• _Information given_:
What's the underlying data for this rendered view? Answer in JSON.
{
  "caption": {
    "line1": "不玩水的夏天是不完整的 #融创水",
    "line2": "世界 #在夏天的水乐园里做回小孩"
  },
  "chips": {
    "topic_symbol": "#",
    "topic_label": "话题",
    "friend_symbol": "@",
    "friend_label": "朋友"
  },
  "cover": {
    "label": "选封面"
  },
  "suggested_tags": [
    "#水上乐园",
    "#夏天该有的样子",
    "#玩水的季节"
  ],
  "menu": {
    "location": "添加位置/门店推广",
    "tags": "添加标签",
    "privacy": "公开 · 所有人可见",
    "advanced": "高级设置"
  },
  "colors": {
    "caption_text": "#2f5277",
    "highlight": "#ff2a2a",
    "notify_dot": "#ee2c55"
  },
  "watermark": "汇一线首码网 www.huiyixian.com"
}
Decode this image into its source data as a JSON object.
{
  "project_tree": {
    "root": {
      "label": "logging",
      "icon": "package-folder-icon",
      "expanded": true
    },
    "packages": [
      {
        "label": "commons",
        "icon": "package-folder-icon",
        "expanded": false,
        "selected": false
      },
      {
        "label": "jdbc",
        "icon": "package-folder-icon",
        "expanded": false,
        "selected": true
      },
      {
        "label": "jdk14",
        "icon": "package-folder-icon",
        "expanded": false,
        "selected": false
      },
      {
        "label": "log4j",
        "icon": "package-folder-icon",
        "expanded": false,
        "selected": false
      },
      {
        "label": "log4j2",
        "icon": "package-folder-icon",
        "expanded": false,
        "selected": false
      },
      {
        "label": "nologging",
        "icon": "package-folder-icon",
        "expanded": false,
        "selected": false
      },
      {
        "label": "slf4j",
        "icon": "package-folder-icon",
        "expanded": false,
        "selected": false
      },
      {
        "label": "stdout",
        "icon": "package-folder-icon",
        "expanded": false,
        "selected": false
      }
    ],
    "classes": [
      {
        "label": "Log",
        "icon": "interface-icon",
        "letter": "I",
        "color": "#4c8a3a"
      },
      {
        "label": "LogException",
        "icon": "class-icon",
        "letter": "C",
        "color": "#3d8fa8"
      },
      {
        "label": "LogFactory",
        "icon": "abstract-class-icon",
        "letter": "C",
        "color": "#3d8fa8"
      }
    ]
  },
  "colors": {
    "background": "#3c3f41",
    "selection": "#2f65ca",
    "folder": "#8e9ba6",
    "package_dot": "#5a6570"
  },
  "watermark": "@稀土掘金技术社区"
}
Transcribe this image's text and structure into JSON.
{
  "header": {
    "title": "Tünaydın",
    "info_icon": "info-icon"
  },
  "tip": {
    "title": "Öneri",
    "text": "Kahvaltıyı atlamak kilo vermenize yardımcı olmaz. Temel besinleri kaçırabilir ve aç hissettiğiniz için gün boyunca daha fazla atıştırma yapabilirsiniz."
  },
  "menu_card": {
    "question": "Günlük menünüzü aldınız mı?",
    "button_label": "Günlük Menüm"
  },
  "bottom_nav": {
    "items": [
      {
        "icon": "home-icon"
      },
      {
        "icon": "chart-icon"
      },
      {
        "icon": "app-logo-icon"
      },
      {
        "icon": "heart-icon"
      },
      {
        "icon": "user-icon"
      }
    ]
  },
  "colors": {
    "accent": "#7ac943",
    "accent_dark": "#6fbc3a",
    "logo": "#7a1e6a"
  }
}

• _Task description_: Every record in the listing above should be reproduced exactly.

• _Exercise solution_:
What's the underlying data for this rendered view? Answer in JSON.
{
  "caption": {
    "line1": "不玩水的夏天是不完整的 #融创水",
    "line2": "世界 #在夏天的水乐园里做回小孩"
  },
  "chips": {
    "topic_symbol": "#",
    "topic_label": "话题",
    "friend_symbol": "@",
    "friend_label": "朋友"
  },
  "cover": {
    "label": "选封面"
  },
  "suggested_tags": [
    "#水上乐园",
    "#夏天该有的样子",
    "#玩水的季节"
  ],
  "menu": {
    "location": "添加位置/门店推广",
    "tags": "添加标签",
    "privacy": "公开 · 所有人可见",
    "advanced": "高级设置"
  },
  "colors": {
    "caption_text": "#2f5277",
    "highlight": "#ff2a2a",
    "notify_dot": "#ee2c55"
  },
  "watermark": "汇一线首码网 www.huiyixian.com"
}
Decode this image into its source data as a JSON object.
{
  "project_tree": {
    "root": {
      "label": "logging",
      "icon": "package-folder-icon",
      "expanded": true
    },
    "packages": [
      {
        "label": "commons",
        "icon": "package-folder-icon",
        "expanded": false,
        "selected": false
      },
      {
        "label": "jdbc",
        "icon": "package-folder-icon",
        "expanded": false,
        "selected": true
      },
      {
        "label": "jdk14",
        "icon": "package-folder-icon",
        "expanded": false,
        "selected": false
      },
      {
        "label": "log4j",
        "icon": "package-folder-icon",
        "expanded": false,
        "selected": false
      },
      {
        "label": "log4j2",
        "icon": "package-folder-icon",
        "expanded": false,
        "selected": false
      },
      {
        "label": "nologging",
        "icon": "package-folder-icon",
        "expanded": false,
        "selected": false
      },
      {
        "label": "slf4j",
        "icon": "package-folder-icon",
        "expanded": false,
        "selected": false
      },
      {
        "label": "stdout",
        "icon": "package-folder-icon",
        "expanded": false,
        "selected": false
      }
    ],
    "classes": [
      {
        "label": "Log",
        "icon": "interface-icon",
        "letter": "I",
        "color": "#4c8a3a"
      },
      {
        "label": "LogException",
        "icon": "class-icon",
        "letter": "C",
        "color": "#3d8fa8"
      },
      {
        "label": "LogFactory",
        "icon": "abstract-class-icon",
        "letter": "C",
        "color": "#3d8fa8"
      }
    ]
  },
  "colors": {
    "background": "#3c3f41",
    "selection": "#2f65ca",
    "folder": "#8e9ba6",
    "package_dot": "#5a6570"
  },
  "watermark": "@稀土掘金技术社区"
}
Transcribe this image's text and structure into JSON.
{
  "header": {
    "title": "Tünaydın",
    "info_icon": "info-icon"
  },
  "tip": {
    "title": "Öneri",
    "text": "Kahvaltıyı atlamak kilo vermenize yardımcı olmaz. Temel besinleri kaçırabilir ve aç hissettiğiniz için gün boyunca daha fazla atıştırma yapabilirsiniz."
  },
  "menu_card": {
    "question": "Günlük menünüzü aldınız mı?",
    "button_label": "Günlük Menüm"
  },
  "bottom_nav": {
    "items": [
      {
        "icon": "home-icon"
      },
      {
        "icon": "chart-icon"
      },
      {
        "icon": "app-logo-icon"
      },
      {
        "icon": "heart-icon"
      },
      {
        "icon": "user-icon"
      }
    ]
  },
  "colors": {
    "accent": "#7ac943",
    "accent_dark": "#6fbc3a",
    "logo": "#7a1e6a"
  }
}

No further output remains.